The National Mapping Programme in Norfolk
The National Mapping Programme (NMP) is an English Heritage initiative, which aims to identify, map and interpret all archaeological sites throughout England visible on aerial photographs. The aim of the programme is to gain an understanding and to provide a synthesis of past human settlement and activity from the Neolithic period to the 20th century. Sixty-four NMP projects are currently either completed or underway, with 40.9% of the country already mapped. Further details of all of these projects can be found at the English Heritage website.
The Norfolk NMP uses a variety of aerial photographs, including the approximately 86,000 aerial photographs in the Norfolk Air Photograph Library. The National Monuments Record collection (held at Swindon), Cambridge University aerial photographs from the Unit for Landscape Modelling and vertical photography from Norfolk County Council are amongst the other sources consulted.

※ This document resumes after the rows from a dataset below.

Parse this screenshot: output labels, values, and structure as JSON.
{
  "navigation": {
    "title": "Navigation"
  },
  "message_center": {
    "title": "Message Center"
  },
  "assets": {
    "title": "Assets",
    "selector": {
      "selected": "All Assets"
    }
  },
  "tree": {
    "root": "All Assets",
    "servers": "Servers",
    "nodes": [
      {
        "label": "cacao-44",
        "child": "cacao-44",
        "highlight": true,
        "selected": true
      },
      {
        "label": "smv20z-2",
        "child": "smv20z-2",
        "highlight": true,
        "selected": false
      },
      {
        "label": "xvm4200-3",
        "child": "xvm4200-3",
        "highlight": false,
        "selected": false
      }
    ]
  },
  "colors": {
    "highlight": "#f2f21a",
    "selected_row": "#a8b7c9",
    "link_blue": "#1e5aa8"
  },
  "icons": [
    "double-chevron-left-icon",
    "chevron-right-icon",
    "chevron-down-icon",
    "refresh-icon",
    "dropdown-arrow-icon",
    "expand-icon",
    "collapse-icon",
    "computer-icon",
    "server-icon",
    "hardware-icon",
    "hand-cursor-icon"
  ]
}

Since 2001, the Norfolk NMP team has mapped approximately 39% of Norfolk, recording almost 9,000 archaeological sites, around 50% of which had not previously been recorded. This has created an archaeological map covering over 2,150 sq km. The areas covered include the coast, the Broads, selected areas of Norfolk’s aggregate-bearing landscapes and the Growth Points of Norwich and Thetford along with the interlinking A11 corridor. The project team are currently working in Suffolk, assessing Lothingland, Greater Lowestoft and North Suffolk Coast and Heaths AONB.
Copies of the reports produced during the Norfolk NMP projects looking at the archaeology of the coast and broads can be downloaded from the English Heritage website by following the links below:
The Archaeology of Norfolk's Coastal Zone by J. Albone, S. Massey & S. Tremlett (2007)
The Archaeology of Norfolk's Broads Zones by J. Albone, S. Massey & S. Tremlett (2007)
Sites recorded by the Norfolk NMP projects include Bronze Age burial mounds, Iron Age settlements, Roman camps, medieval villages and World War Two defences. The maps and records created by each project can be consulted via the Norfolk Historic Environment Record and this website.